What you need to do
Copy out each line of the data below in which "Ivan" appears.

Information supplied
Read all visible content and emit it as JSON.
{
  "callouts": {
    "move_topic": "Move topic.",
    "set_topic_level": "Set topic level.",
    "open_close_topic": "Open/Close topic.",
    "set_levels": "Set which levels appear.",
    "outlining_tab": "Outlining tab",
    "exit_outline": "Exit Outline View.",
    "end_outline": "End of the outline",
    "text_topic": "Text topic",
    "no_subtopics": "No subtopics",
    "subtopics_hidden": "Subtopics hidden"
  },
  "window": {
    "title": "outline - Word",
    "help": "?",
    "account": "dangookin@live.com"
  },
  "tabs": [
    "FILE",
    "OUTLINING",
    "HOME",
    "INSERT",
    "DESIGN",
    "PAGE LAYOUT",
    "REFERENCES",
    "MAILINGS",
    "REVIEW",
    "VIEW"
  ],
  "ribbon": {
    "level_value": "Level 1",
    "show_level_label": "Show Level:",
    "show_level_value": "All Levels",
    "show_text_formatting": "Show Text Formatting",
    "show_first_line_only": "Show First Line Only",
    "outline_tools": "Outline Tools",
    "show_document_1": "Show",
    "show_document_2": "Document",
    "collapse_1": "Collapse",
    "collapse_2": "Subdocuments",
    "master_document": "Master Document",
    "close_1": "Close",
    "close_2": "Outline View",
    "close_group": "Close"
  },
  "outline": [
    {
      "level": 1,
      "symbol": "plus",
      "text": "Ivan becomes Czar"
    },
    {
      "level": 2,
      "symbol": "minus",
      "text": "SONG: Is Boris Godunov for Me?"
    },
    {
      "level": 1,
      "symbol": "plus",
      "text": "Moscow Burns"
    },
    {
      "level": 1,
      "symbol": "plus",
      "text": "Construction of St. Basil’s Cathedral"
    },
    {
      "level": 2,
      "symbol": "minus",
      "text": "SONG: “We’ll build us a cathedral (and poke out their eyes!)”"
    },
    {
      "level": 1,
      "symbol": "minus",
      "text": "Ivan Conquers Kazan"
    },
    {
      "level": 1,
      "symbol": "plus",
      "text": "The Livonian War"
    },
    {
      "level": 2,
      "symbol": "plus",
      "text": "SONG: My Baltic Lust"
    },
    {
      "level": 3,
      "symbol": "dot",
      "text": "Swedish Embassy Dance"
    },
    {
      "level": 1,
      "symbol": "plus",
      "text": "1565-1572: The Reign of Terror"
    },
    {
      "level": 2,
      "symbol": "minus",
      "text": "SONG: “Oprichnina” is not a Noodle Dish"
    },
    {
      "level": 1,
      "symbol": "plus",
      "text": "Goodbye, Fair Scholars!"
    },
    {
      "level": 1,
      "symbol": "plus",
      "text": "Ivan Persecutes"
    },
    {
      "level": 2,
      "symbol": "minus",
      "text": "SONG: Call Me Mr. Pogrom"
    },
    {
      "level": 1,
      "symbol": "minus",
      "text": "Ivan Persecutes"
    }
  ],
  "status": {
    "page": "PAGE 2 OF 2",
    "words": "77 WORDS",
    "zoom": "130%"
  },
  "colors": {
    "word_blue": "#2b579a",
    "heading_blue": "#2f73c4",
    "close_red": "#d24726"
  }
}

Result
      "text": "Ivan becomes Czar"
      "text": "Ivan Conquers Kazan"
      "text": "Ivan Persecutes"
      "text": "Ivan Persecutes"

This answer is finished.